▶ [RECORDS SUPPLIED]
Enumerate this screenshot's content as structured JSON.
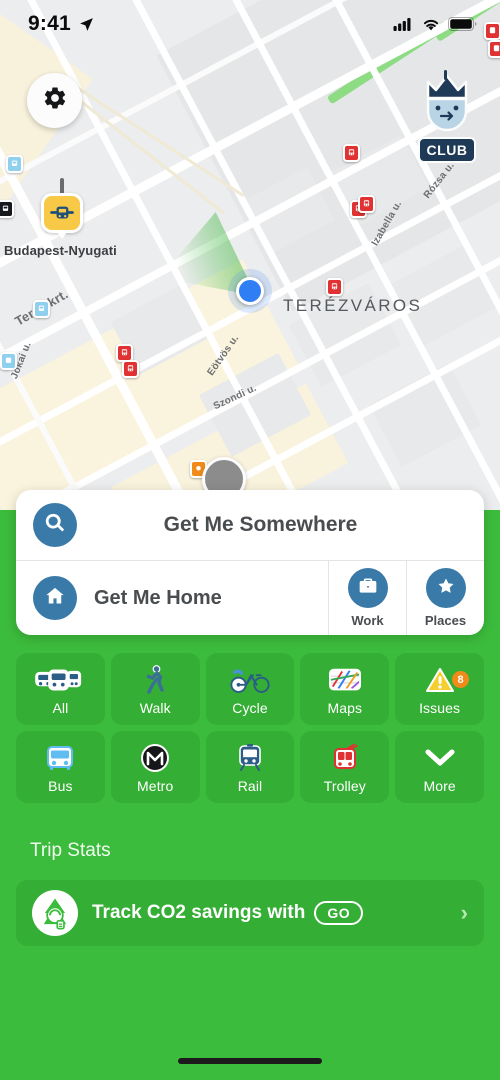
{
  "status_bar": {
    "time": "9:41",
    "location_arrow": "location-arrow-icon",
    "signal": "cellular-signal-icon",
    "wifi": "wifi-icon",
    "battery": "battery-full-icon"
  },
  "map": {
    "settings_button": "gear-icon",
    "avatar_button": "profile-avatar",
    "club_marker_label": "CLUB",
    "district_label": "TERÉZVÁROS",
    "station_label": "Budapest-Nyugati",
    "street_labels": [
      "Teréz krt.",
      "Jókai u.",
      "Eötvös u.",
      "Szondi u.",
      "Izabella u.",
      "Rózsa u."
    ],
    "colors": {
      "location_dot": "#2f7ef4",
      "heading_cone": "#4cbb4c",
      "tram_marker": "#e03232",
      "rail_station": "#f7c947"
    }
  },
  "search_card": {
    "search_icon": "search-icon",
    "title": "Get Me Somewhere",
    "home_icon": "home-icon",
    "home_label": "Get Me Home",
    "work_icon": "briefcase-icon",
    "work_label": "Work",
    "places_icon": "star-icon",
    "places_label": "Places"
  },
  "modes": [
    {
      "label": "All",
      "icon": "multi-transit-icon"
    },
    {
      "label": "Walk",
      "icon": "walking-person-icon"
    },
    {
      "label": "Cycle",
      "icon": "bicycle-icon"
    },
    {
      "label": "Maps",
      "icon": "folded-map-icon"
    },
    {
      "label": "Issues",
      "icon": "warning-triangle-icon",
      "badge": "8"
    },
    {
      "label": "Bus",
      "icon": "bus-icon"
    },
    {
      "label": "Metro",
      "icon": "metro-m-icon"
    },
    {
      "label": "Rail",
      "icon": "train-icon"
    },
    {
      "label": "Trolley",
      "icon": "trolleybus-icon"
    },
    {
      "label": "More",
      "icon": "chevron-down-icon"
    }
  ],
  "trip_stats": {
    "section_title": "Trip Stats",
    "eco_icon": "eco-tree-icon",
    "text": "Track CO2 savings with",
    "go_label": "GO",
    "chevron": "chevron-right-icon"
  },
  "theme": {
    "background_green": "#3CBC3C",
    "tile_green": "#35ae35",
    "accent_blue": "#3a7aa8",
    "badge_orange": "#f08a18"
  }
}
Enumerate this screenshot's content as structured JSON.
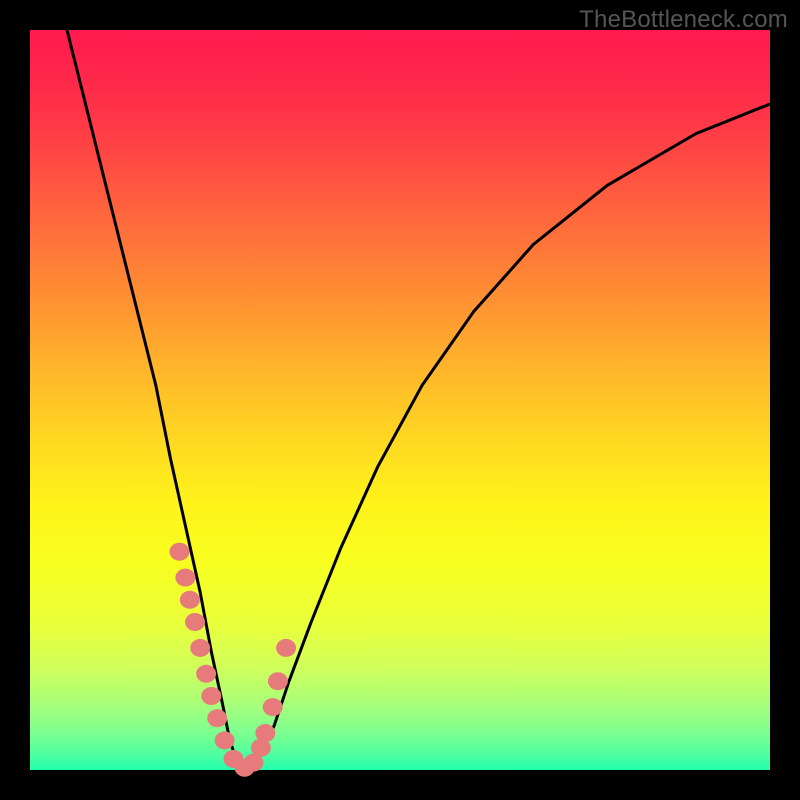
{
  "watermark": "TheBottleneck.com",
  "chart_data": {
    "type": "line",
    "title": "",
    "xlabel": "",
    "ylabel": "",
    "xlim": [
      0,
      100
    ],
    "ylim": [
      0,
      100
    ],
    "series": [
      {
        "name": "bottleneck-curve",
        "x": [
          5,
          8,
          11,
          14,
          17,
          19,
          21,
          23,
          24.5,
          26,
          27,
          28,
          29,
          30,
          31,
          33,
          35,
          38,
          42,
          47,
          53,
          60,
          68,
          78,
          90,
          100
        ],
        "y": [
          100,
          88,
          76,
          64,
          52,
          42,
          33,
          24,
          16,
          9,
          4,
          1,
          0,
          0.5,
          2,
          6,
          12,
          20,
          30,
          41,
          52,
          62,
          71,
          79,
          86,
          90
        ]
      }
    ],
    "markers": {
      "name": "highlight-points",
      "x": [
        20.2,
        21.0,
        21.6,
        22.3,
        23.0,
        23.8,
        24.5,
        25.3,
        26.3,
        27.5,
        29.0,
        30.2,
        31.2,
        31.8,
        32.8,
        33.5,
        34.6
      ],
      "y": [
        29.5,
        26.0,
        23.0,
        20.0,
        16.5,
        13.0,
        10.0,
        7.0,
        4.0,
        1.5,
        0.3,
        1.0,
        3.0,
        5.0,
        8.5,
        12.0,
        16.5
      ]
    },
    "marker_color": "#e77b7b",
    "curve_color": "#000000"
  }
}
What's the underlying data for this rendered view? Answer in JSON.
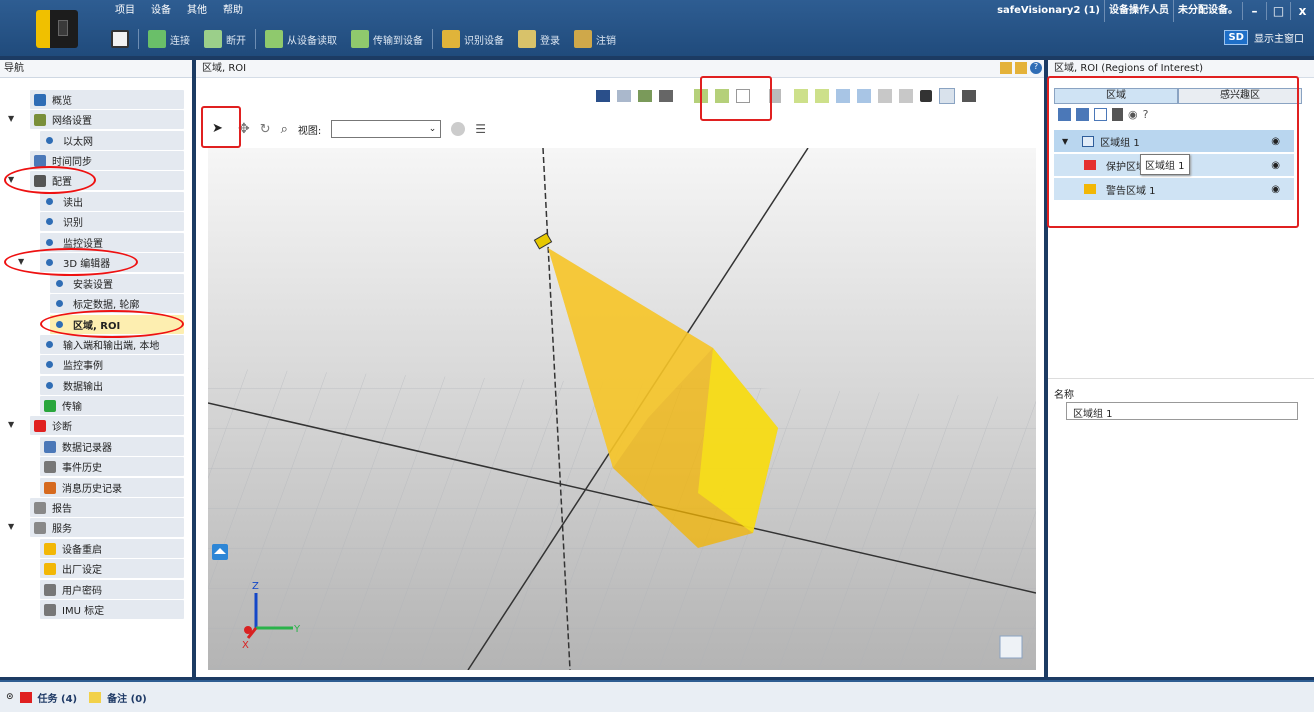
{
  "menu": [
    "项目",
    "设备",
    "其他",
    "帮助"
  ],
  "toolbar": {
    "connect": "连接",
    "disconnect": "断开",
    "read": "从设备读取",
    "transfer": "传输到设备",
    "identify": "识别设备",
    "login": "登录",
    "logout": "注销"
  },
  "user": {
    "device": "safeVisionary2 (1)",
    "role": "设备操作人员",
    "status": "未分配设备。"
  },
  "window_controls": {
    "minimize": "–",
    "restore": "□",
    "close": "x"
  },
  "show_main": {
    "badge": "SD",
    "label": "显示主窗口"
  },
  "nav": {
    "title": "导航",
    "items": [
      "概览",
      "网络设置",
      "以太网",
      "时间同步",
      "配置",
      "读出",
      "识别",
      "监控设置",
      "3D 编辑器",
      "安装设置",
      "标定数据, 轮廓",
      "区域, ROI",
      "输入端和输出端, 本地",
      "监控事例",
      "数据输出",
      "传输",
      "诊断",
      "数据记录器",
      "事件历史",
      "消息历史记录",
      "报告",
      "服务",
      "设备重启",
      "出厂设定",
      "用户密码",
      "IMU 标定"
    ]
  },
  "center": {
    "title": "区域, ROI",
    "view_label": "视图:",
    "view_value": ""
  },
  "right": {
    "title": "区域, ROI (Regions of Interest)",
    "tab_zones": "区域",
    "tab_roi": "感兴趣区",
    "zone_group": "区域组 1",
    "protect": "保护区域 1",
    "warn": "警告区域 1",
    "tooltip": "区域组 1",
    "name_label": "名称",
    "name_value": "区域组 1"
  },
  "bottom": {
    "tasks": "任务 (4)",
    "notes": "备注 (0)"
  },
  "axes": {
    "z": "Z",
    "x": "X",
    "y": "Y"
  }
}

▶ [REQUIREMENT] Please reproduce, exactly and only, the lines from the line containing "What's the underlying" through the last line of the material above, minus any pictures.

▶ [RESULT OF THIS EXERCISE]
What's the underlying data for this rendered view? Answer in JSON.
{
  "menu": [
    "项目",
    "设备",
    "其他",
    "帮助"
  ],
  "toolbar": {
    "connect": "连接",
    "disconnect": "断开",
    "read": "从设备读取",
    "transfer": "传输到设备",
    "identify": "识别设备",
    "login": "登录",
    "logout": "注销"
  },
  "user": {
    "device": "safeVisionary2 (1)",
    "role": "设备操作人员",
    "status": "未分配设备。"
  },
  "window_controls": {
    "minimize": "–",
    "restore": "□",
    "close": "x"
  },
  "show_main": {
    "badge": "SD",
    "label": "显示主窗口"
  },
  "nav": {
    "title": "导航",
    "items": [
      "概览",
      "网络设置",
      "以太网",
      "时间同步",
      "配置",
      "读出",
      "识别",
      "监控设置",
      "3D 编辑器",
      "安装设置",
      "标定数据, 轮廓",
      "区域, ROI",
      "输入端和输出端, 本地",
      "监控事例",
      "数据输出",
      "传输",
      "诊断",
      "数据记录器",
      "事件历史",
      "消息历史记录",
      "报告",
      "服务",
      "设备重启",
      "出厂设定",
      "用户密码",
      "IMU 标定"
    ]
  },
  "center": {
    "title": "区域, ROI",
    "view_label": "视图:",
    "view_value": ""
  },
  "right": {
    "title": "区域, ROI (Regions of Interest)",
    "tab_zones": "区域",
    "tab_roi": "感兴趣区",
    "zone_group": "区域组 1",
    "protect": "保护区域 1",
    "warn": "警告区域 1",
    "tooltip": "区域组 1",
    "name_label": "名称",
    "name_value": "区域组 1"
  },
  "bottom": {
    "tasks": "任务 (4)",
    "notes": "备注 (0)"
  },
  "axes": {
    "z": "Z",
    "x": "X",
    "y": "Y"
  }
}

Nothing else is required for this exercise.